I think that the problem is I am genetically meant to be about six feet tall, but for some reason – probably the effect of the powerful preservatives in the bubble gum that came with KISS cards, which I consumed in copious amounts in order to collect them all1 – my growth was stunted.
My hair doesn’t know this, and programmed by genetics it continues to grow to the point where it would be if I were six feet tall. It cannot be tamed by a mere brush at this length, and tends to do what it likes.
Back in the day, I could control it, partly because I had a flat-top haircut, and partly because I had access to my then-girlfriend’s hairspray; I believe it was called Silhouette (the hairspray, not the girlfriend). This was powerful stuff – my girlfriend had a Debbie Harry hairstyle, which after the application of a can or two of spray, would have kept its shape in a cyclone; my flat-top under the influence of the same stuff could deflect bullets.
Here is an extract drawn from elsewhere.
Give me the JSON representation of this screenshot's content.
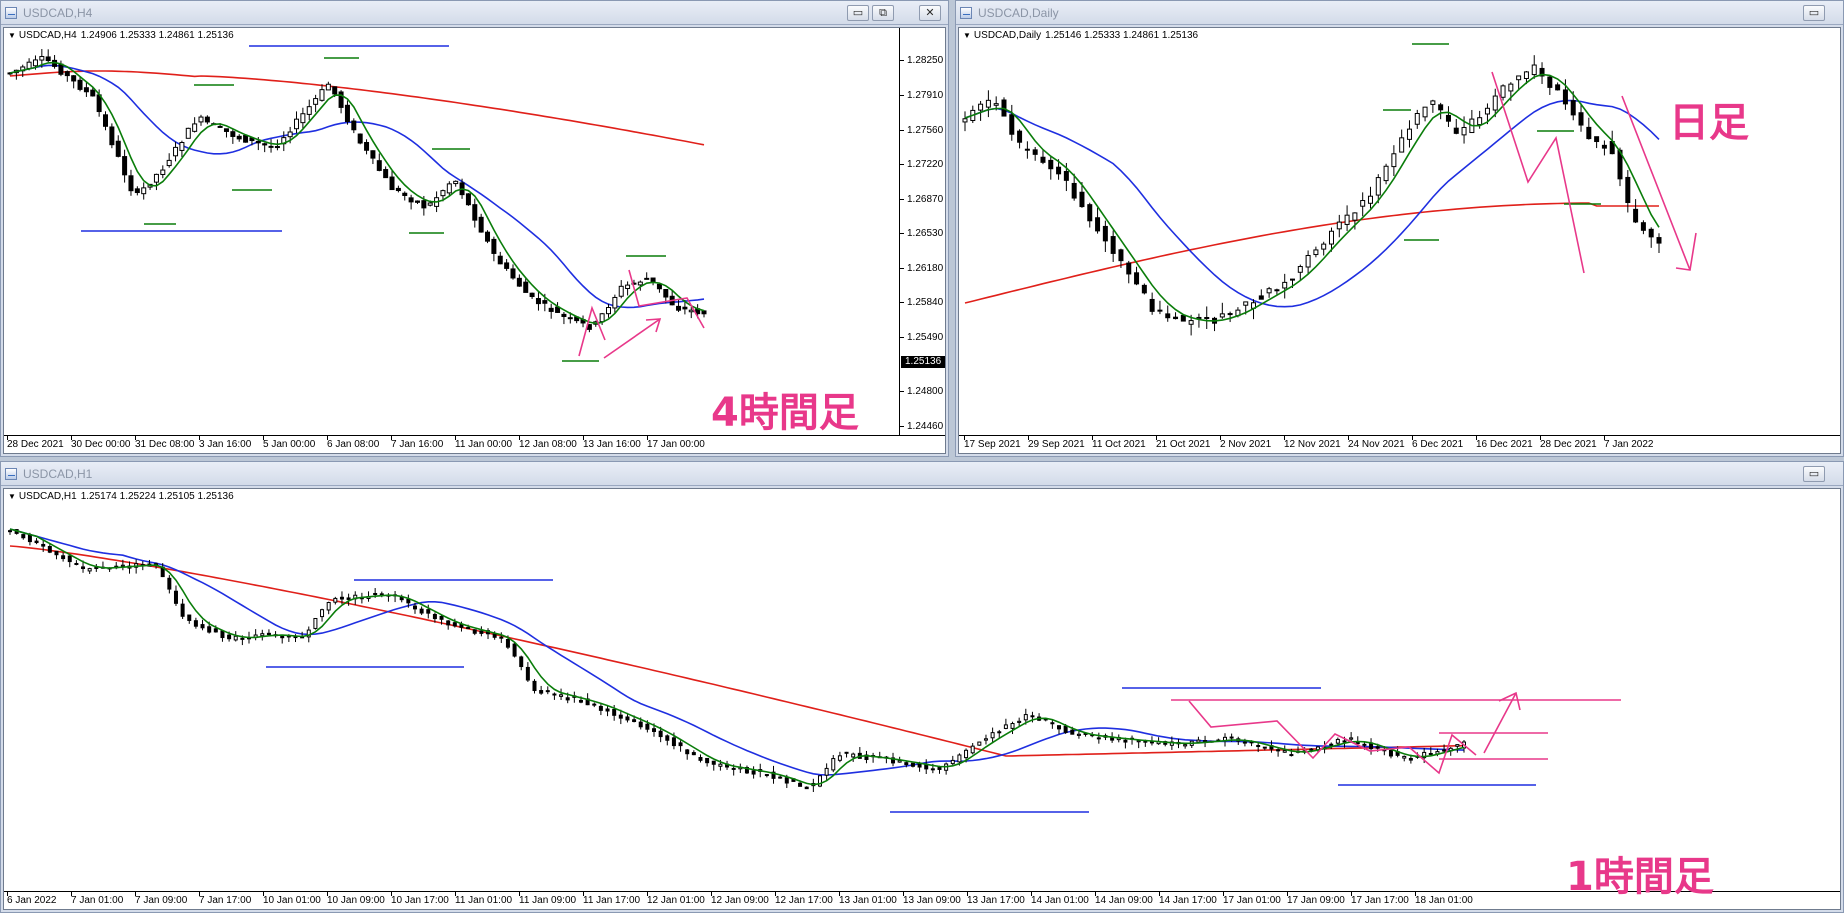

However, I very much doubt that manufacturers are still allowed to use those chemicals in hairsprays, or for that matter in bioweapons, so my hair remains unruly. Combined with my rugged, Harrison Ford-type good looks (people often mistake us for the same person; granted those people are usually on the International Space Station, but still) it is easy to think that I have just got out of bed.
That is the mistake the commenter – whose identity I will disguise, for her privacy, via the pseudonym ‘Judgey Judy’ – has made. I can assure her that on the day of my video I had been up early for a run, walked the dog, showered, shaved and brushed both teeth and hair; but for good or ill, this is how I look.
Judgey Judy need not worry however, because I do not blame her. It isn’t her fault that I look like Harrison Ford but with more hair, and it didn’t bother me one bit that after I had spent hours researching and preparing a session to hopefully help people get through a global crisis, I wasted it all by being insufficiently attractive.
I have taken her advice on board and have attempted to be more professional, and I assure her that if she does come down with chronic incurable dandruff, it certainly wasn’t me who wished for that on a shooting star a couple of nights ago…2
1You bet I still have them.
2Of course, the shooting star might well have been the International Space Station looking for me and Harrison Ford, but I am sure it will be just as effective.
This story was originally published in Proctor June 2020.